Start of Information supplied
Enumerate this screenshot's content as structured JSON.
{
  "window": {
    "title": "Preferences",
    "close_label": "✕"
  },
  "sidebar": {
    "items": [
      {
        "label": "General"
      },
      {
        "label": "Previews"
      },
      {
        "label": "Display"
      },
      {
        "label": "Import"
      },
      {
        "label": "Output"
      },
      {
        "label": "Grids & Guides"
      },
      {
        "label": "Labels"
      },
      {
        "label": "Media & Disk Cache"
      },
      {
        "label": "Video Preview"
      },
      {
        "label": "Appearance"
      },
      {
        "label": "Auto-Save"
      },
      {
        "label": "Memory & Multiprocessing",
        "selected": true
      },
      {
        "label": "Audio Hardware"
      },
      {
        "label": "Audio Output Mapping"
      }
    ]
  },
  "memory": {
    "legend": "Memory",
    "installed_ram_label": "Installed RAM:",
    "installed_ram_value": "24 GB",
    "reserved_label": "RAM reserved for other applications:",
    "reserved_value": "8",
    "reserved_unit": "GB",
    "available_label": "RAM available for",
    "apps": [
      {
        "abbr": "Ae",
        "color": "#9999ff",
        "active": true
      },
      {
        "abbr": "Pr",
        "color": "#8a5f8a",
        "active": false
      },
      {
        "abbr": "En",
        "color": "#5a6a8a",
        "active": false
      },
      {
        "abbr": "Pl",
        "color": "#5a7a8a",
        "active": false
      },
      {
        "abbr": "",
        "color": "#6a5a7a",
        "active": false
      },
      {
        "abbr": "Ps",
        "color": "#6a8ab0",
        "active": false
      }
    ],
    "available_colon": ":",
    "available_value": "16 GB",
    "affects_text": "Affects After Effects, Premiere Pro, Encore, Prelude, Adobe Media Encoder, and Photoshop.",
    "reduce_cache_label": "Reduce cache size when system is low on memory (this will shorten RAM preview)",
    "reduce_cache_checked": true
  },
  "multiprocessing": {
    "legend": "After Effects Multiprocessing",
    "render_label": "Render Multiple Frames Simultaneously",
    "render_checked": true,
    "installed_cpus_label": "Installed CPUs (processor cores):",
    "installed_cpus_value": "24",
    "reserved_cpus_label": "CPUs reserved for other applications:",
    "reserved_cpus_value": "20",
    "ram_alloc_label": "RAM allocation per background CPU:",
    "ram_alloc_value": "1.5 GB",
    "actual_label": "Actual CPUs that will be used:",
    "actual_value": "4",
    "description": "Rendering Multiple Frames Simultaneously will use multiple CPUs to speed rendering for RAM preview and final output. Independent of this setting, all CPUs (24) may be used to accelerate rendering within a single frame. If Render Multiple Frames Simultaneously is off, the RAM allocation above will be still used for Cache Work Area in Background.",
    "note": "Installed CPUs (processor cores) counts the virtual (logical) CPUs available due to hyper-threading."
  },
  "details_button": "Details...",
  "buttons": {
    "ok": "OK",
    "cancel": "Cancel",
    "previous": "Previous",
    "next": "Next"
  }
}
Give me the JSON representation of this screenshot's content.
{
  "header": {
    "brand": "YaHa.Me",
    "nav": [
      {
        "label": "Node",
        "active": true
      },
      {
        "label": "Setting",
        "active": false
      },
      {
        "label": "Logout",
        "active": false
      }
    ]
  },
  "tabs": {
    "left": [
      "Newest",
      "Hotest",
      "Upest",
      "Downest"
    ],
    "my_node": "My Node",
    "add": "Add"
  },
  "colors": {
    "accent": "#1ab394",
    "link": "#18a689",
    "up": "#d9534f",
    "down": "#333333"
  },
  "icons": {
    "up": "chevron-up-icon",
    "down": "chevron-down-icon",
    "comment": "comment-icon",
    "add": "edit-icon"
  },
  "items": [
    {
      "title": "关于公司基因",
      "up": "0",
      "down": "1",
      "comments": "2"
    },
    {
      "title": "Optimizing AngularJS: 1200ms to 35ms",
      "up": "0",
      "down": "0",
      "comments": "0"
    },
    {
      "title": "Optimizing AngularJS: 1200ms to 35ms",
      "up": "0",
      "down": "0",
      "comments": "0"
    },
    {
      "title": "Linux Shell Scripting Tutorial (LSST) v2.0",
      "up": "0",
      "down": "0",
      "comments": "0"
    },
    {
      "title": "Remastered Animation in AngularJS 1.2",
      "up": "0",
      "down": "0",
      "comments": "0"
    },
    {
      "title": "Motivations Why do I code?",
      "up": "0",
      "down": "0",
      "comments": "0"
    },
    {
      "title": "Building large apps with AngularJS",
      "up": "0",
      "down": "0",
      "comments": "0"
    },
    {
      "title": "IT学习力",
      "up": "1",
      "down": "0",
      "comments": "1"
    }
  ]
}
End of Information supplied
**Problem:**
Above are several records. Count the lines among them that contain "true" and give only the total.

**Solution:**
5